A simple yet evocative definition of faith with a long historical pedigree is this: "faith seeking understanding." The basic insight here is generally attributed to Augustine of Hippo (d. 430 AD), who wrote in a sermon, "Believe in order that you may understand" (quoted here: http://www.reasons.org/articles/augustine-of-hippo-part-2-of-2-rightly-dividing-the-truth).
Still, the phrase itself, in the Latin original, is attributed to Anselm of Canterbury (d. 1109 AD). (Anselm, incidentally, is one of the few Christian theologians whom contemporary philosophers continue to find interesting. For more, see http://plato.stanford.edu/entries/anselm).
This definition, I would argue, is a considerable improvement over the more abstract "reasoned discourse about God," because it advances a significant normative claim while remaining open to a broad variety of interpretations within specific contexts. It is a conception of theology that is both rooted in basic Christian confession and also makes room for questioning and exploration.

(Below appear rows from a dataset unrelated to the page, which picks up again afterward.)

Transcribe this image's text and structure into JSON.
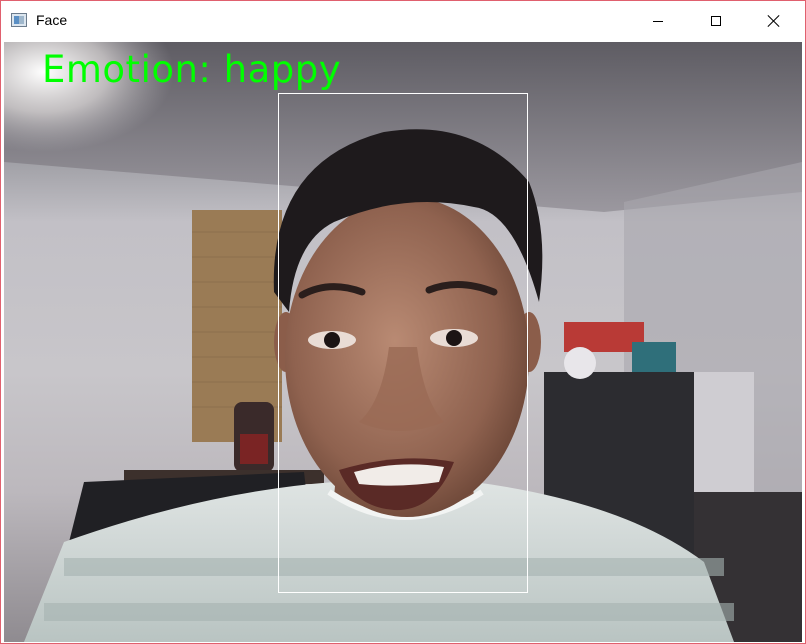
{
  "window": {
    "title": "Face",
    "controls": [
      "minimize",
      "maximize",
      "close"
    ]
  },
  "overlay": {
    "emotion_text": "Emotion: happy",
    "text_color": "#00ff00",
    "box_color": "#ffffff"
  },
  "icons": {
    "app": "app-icon",
    "minimize": "minimize-icon",
    "maximize": "maximize-icon",
    "close": "close-icon"
  }
}
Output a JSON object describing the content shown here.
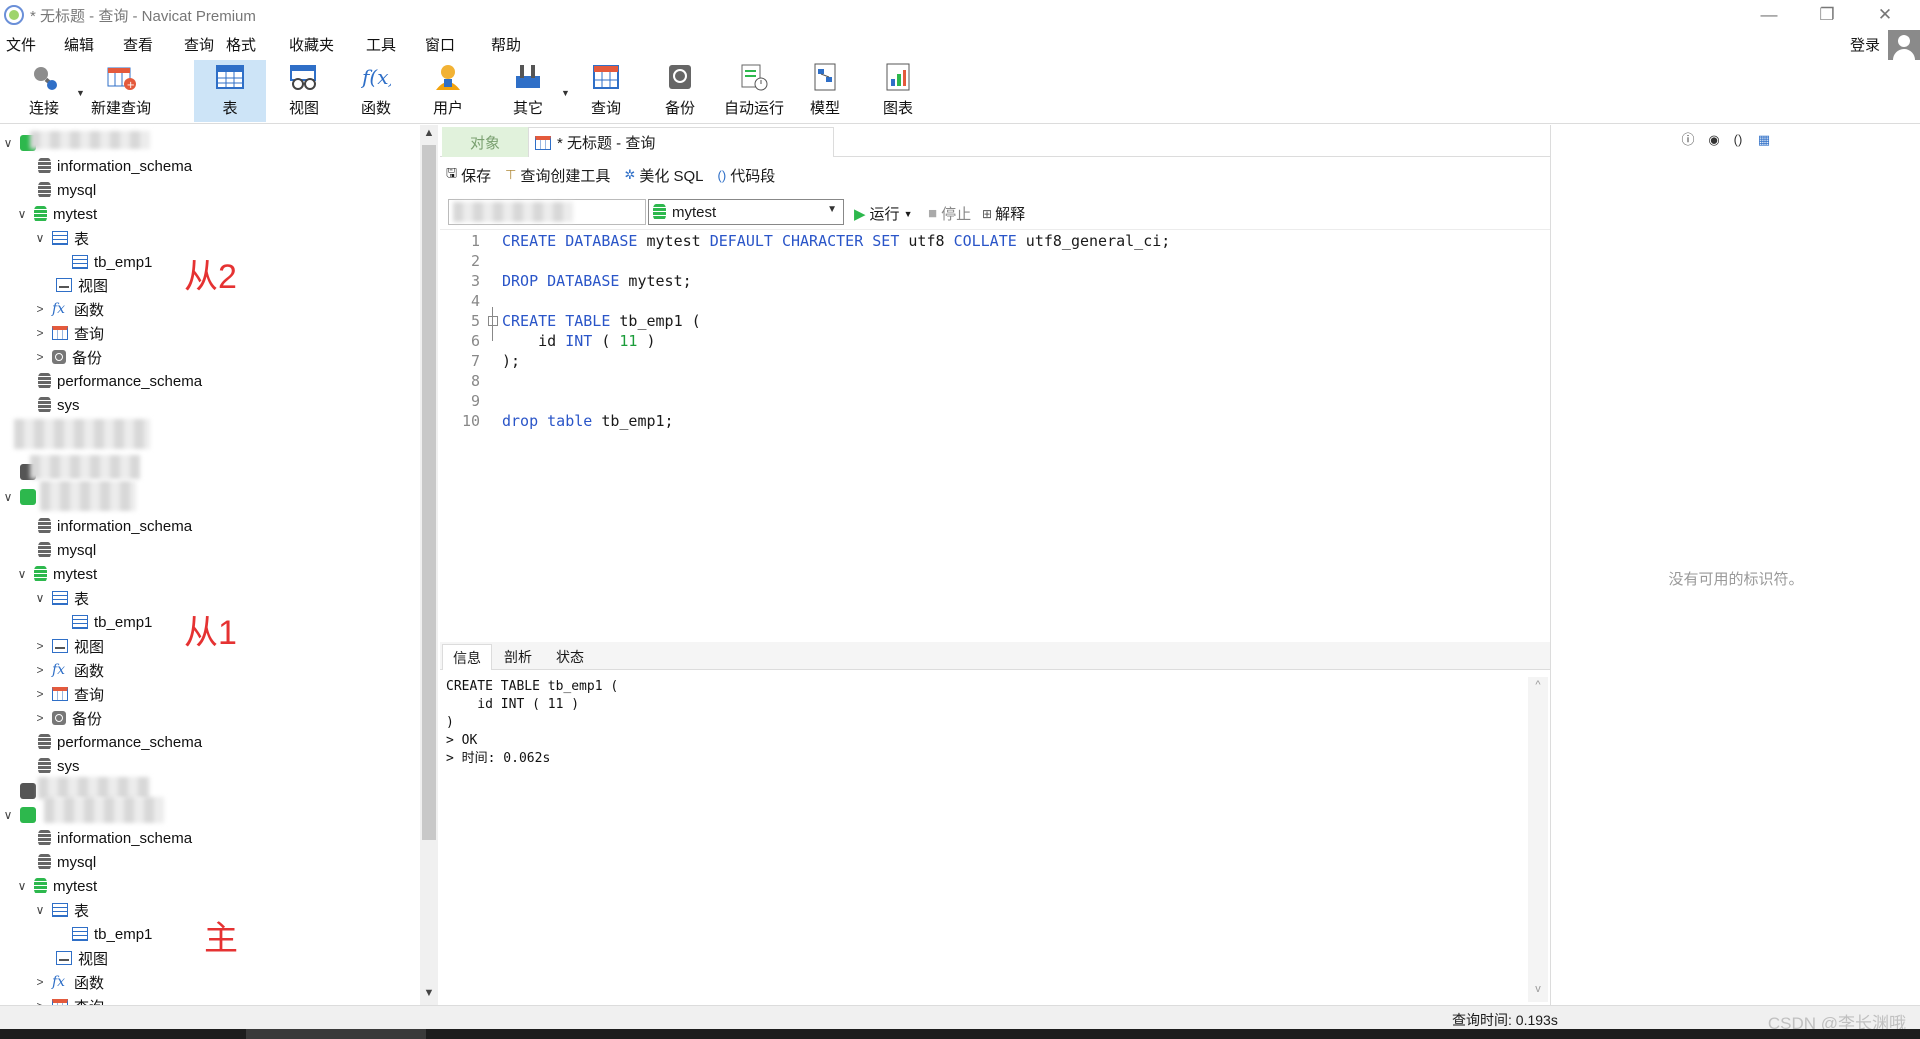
{
  "window": {
    "title": "* 无标题 - 查询 - Navicat Premium",
    "controls": {
      "minimize": "—",
      "restore": "❐",
      "close": "✕"
    }
  },
  "menu": {
    "items": [
      "文件",
      "编辑",
      "查看",
      "查询",
      "格式",
      "收藏夹",
      "工具",
      "窗口",
      "帮助"
    ],
    "login": "登录"
  },
  "toolbar": {
    "connect": "连接",
    "new_query": "新建查询",
    "table": "表",
    "view": "视图",
    "function": "函数",
    "user": "用户",
    "other": "其它",
    "query": "查询",
    "backup": "备份",
    "auto_run": "自动运行",
    "model": "模型",
    "chart": "图表"
  },
  "sidebar": {
    "groups": [
      {
        "schemas": [
          "information_schema",
          "mysql"
        ],
        "db": "mytest",
        "table_folder": "表",
        "table": "tb_emp1",
        "view": "视图",
        "function": "函数",
        "query": "查询",
        "backup": "备份",
        "more_schemas": [
          "performance_schema",
          "sys"
        ],
        "annotation": "从2"
      },
      {
        "schemas": [
          "information_schema",
          "mysql"
        ],
        "db": "mytest",
        "table_folder": "表",
        "table": "tb_emp1",
        "view": "视图",
        "function": "函数",
        "query": "查询",
        "backup": "备份",
        "more_schemas": [
          "performance_schema",
          "sys"
        ],
        "annotation": "从1"
      },
      {
        "schemas": [
          "information_schema",
          "mysql"
        ],
        "db": "mytest",
        "table_folder": "表",
        "table": "tb_emp1",
        "view": "视图",
        "function": "函数",
        "query": "查询",
        "annotation": "主"
      }
    ]
  },
  "tabs": {
    "objects": "对象",
    "query": "* 无标题 - 查询"
  },
  "editor_toolbar": {
    "save": "保存",
    "query_builder": "查询创建工具",
    "beautify": "美化 SQL",
    "snippet": "代码段"
  },
  "run_toolbar": {
    "database": "mytest",
    "run": "运行",
    "stop": "停止",
    "explain": "解释"
  },
  "editor": {
    "line_numbers": [
      "1",
      "2",
      "3",
      "4",
      "5",
      "6",
      "7",
      "8",
      "9",
      "10"
    ],
    "lines": {
      "l1": {
        "kw1": "CREATE DATABASE",
        "t1": " mytest ",
        "kw2": "DEFAULT CHARACTER SET",
        "t2": " utf8 ",
        "kw3": "COLLATE",
        "t3": " utf8_general_ci;"
      },
      "l3": {
        "kw1": "DROP DATABASE",
        "t1": " mytest;"
      },
      "l5": {
        "kw1": "CREATE TABLE",
        "t1": " tb_emp1 ("
      },
      "l6": {
        "t0": "    id ",
        "kw1": "INT",
        "t1": " ( ",
        "num": "11",
        "t2": " )"
      },
      "l7": {
        "t0": ");"
      },
      "l10": {
        "kw1": "drop",
        "t0": " ",
        "kw2": "table",
        "t1": " tb_emp1;"
      }
    }
  },
  "results": {
    "tabs": [
      "信息",
      "剖析",
      "状态"
    ],
    "lines": [
      "CREATE TABLE tb_emp1 (",
      "    id INT ( 11 )",
      ")",
      "> OK",
      "> 时间: 0.062s"
    ]
  },
  "right_panel": {
    "empty_text": "没有可用的标识符。"
  },
  "status": {
    "query_time": "查询时间: 0.193s",
    "watermark": "CSDN @李长渊哦"
  },
  "colors": {
    "keyword": "#2a55c8",
    "number": "#1b9c3a",
    "annotation": "#e53232",
    "db_active": "#2db84d",
    "tab_objects_bg": "#e1f2dc",
    "toolbar_active": "#cde4f7"
  }
}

You can read an excellent contemporary articulation of this tradition posted by our friends at Die Evangelischen Theologen (http://derevth.blogspot.com/2012/05/dan-migliore-on-fideism.html).
The notion of theology as "Faith seeking understanding," though, does introduce two more problems -- namely, just what do we mean by the terms "faith" and "understanding"?
Well, perhaps a preliminary definition of a "theology of freedom" would include the freedom not to obsess too much about these questions.